Léon Ollé-Laprune: The origin of the See-judge-act

Sr Nathalie Becquart, xmcj, undersecretary for the General Secretariat of the Synod of Bishops, has written recently on the significance of the see-judge-act to the synodal process:

This image of the road to Emmaus is a good expression of synodal methodology based on the “see-judge-act” approach created by Cardinal Joseph Cardijn because it begins with the reality: We start from our situatedness, from the very concrete reality where we are. Then we try to interpret that reality in the light of the Gospel, to discern a course of action. Then we are called to act.


With only a couple of months to go until the First Session of the Synod on Synodality, it seems like a good time to remember the origins of the see-judge-act with French philosopher and social activist, Léon Ollé-Laprune, who exhorted students in 1896 to “see clearly, judge well and decide.”

It’s also the 125th anniversary of his premature death in 1898 this year. In fact, it was the 25th anniversary of his death in 1923 that inspired Ollé-Laprune’s student, the great French philosopher Maurice Blondel, to write a tribute to his teacher in the form of a short biography (French only):

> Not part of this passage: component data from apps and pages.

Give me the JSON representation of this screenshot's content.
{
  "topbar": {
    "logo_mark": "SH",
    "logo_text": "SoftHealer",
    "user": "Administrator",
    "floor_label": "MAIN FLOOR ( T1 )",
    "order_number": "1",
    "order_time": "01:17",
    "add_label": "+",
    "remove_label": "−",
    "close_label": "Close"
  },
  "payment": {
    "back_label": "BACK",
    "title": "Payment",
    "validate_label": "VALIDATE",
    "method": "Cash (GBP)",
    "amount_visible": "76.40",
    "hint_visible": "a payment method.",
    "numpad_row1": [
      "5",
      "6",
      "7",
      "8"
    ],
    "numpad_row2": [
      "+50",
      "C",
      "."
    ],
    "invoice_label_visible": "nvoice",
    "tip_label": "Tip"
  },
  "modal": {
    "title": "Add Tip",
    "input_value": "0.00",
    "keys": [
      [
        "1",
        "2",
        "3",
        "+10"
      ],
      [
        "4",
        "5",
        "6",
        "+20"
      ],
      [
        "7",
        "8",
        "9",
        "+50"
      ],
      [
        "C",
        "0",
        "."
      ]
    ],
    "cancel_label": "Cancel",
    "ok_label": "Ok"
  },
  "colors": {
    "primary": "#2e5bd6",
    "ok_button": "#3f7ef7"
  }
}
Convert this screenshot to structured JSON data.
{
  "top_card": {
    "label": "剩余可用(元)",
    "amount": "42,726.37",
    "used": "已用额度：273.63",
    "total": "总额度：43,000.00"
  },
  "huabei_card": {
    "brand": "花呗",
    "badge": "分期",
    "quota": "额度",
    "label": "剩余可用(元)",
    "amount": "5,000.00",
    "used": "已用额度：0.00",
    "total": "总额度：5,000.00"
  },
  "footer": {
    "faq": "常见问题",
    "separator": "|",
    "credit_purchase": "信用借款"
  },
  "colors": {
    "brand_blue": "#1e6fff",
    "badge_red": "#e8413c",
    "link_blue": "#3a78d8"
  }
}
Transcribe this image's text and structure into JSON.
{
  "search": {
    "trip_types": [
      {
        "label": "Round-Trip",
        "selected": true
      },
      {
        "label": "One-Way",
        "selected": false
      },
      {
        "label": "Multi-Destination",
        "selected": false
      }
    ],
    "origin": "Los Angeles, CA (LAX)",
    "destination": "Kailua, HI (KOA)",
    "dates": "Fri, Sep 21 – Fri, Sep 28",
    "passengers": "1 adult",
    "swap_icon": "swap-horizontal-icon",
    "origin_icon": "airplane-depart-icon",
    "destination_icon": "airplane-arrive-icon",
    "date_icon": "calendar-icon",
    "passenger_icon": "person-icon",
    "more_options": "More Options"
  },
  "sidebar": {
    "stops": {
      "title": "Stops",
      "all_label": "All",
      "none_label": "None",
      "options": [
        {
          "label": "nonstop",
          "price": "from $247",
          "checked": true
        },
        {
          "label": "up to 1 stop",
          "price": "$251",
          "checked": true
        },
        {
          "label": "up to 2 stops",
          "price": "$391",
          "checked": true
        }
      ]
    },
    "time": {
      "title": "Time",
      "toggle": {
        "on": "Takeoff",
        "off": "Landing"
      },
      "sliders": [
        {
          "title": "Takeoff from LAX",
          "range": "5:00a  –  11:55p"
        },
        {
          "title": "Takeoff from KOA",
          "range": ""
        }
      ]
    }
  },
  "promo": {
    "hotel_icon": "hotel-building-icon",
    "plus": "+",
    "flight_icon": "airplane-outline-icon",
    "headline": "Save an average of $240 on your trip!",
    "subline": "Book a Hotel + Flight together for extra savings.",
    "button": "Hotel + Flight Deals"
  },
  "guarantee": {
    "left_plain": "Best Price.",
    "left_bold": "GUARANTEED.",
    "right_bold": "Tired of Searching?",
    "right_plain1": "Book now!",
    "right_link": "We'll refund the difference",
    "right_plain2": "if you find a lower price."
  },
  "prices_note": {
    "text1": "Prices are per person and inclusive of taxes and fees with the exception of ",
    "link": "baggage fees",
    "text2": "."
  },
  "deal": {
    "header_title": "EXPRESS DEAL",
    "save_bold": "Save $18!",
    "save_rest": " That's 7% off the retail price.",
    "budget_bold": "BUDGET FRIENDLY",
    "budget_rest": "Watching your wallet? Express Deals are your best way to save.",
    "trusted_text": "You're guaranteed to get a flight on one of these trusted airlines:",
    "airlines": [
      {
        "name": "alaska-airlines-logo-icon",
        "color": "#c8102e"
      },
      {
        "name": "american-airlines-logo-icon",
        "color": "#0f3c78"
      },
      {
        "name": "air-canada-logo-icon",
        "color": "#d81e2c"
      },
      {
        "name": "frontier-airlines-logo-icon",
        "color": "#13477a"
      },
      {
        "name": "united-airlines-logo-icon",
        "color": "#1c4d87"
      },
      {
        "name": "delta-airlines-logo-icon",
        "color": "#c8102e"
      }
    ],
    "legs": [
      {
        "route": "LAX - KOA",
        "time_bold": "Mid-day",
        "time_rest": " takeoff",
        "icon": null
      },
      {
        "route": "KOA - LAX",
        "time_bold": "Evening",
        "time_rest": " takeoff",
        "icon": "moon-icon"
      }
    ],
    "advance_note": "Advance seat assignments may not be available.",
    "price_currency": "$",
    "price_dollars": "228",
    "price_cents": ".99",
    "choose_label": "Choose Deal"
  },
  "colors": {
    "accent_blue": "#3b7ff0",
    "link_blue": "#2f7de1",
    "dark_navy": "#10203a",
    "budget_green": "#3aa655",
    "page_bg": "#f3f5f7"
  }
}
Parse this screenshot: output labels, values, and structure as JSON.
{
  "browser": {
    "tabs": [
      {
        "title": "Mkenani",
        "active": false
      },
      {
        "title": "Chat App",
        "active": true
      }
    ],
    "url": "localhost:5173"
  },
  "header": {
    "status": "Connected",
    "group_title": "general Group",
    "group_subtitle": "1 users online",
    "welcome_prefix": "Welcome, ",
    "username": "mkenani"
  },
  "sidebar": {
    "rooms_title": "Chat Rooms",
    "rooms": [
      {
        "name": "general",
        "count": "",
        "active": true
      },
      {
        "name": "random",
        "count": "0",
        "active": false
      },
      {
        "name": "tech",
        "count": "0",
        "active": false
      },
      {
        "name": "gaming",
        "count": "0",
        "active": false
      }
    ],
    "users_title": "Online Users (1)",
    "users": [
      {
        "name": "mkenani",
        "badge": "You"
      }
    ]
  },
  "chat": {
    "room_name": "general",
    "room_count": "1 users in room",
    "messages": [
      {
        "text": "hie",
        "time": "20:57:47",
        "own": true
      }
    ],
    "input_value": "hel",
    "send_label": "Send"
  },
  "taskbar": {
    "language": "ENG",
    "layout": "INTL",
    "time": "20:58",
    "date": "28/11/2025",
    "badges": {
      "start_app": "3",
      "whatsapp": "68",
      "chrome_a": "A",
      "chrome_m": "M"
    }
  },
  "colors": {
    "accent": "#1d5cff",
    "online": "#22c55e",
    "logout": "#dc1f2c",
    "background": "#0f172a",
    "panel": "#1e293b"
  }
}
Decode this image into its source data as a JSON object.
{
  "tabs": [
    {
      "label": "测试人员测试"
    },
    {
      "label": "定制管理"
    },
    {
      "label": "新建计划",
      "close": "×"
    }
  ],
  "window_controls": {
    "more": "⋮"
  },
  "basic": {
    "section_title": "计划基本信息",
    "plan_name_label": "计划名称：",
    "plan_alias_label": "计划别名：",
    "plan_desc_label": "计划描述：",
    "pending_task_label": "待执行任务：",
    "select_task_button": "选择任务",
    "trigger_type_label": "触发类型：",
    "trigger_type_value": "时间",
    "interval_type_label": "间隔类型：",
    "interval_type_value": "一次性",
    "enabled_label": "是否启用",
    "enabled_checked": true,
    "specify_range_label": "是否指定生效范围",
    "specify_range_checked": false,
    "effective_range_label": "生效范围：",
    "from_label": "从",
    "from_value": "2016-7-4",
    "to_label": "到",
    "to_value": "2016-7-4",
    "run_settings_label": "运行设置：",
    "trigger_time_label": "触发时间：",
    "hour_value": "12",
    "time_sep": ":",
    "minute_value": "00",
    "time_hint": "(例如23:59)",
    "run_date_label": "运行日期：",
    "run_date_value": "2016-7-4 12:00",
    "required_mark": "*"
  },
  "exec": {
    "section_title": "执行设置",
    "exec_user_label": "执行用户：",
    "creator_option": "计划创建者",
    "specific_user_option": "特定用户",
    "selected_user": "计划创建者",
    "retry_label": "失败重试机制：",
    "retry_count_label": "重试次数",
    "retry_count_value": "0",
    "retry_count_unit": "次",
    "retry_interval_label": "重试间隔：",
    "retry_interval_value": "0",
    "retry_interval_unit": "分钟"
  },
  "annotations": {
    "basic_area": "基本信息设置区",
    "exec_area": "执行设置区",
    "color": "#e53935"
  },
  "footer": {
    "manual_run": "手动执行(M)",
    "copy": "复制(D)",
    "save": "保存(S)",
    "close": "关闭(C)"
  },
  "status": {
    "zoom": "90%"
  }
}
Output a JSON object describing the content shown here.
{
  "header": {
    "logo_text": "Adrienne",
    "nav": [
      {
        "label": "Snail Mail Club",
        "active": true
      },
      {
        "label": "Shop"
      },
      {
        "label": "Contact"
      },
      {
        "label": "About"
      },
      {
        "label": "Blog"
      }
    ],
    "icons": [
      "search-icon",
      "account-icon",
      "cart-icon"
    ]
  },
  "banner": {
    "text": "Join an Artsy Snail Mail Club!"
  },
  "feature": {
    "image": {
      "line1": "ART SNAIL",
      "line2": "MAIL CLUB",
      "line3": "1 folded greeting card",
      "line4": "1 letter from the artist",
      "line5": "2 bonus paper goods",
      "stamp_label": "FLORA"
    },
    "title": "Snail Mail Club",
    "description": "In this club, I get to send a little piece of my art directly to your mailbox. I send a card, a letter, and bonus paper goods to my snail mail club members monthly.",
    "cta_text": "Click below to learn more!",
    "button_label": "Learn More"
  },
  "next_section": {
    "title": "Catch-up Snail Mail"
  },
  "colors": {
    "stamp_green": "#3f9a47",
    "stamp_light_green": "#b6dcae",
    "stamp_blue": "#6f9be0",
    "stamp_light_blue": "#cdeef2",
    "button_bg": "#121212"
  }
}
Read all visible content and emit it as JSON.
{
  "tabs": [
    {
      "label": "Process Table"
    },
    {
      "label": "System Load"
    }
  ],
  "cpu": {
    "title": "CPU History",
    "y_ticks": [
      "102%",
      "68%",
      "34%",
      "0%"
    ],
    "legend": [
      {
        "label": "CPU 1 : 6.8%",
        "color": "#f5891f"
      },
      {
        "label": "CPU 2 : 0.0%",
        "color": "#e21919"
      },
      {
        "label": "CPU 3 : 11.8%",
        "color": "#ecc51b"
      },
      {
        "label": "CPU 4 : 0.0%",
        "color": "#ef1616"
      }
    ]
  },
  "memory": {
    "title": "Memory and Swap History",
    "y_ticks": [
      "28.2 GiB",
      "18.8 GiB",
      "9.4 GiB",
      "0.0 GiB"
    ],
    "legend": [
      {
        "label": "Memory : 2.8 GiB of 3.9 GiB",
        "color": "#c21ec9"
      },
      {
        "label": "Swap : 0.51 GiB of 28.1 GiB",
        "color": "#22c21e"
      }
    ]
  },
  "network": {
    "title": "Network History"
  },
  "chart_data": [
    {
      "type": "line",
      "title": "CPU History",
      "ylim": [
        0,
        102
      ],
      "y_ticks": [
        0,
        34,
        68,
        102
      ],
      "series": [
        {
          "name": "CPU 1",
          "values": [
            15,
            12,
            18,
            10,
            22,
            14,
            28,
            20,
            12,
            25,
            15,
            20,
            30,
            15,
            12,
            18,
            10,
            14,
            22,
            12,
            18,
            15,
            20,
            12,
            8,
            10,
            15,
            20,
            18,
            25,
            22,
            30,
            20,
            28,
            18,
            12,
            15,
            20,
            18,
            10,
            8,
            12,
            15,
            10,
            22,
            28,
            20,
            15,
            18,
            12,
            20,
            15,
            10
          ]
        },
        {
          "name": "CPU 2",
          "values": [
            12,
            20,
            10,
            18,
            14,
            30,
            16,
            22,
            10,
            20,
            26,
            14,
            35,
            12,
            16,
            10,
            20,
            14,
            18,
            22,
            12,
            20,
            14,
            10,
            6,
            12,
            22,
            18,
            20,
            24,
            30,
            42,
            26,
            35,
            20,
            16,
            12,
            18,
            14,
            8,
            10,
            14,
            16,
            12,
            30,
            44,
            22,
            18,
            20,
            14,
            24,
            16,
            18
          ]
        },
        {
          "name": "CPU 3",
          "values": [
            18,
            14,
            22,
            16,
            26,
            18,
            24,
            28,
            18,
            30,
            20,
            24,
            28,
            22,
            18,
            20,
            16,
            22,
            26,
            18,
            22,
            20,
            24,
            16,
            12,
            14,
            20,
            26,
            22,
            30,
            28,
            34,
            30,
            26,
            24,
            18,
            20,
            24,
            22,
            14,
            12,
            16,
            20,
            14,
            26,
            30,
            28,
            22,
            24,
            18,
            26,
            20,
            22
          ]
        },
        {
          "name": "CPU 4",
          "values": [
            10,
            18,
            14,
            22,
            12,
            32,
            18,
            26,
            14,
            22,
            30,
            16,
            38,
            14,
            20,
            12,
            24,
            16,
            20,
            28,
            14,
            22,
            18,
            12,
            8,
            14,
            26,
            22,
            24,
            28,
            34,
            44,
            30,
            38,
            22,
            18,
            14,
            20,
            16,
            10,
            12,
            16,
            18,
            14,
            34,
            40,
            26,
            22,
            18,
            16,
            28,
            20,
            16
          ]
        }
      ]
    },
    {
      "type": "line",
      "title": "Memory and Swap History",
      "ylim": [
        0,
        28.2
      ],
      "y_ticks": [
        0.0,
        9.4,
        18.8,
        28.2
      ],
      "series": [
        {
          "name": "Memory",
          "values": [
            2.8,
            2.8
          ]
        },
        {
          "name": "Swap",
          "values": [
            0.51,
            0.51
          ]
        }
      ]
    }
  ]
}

Read more about Léon Ollé-Laprune on the website that I have created for him:


But also please join me for an Australian Cardijn Institute webinar on Tuesday 8 August at 7.30pm Australian Eastern Standard Time, which is 11.30am Central European (Paris) Time.

Full details here:

A great man, whose legacy needs to be remembered!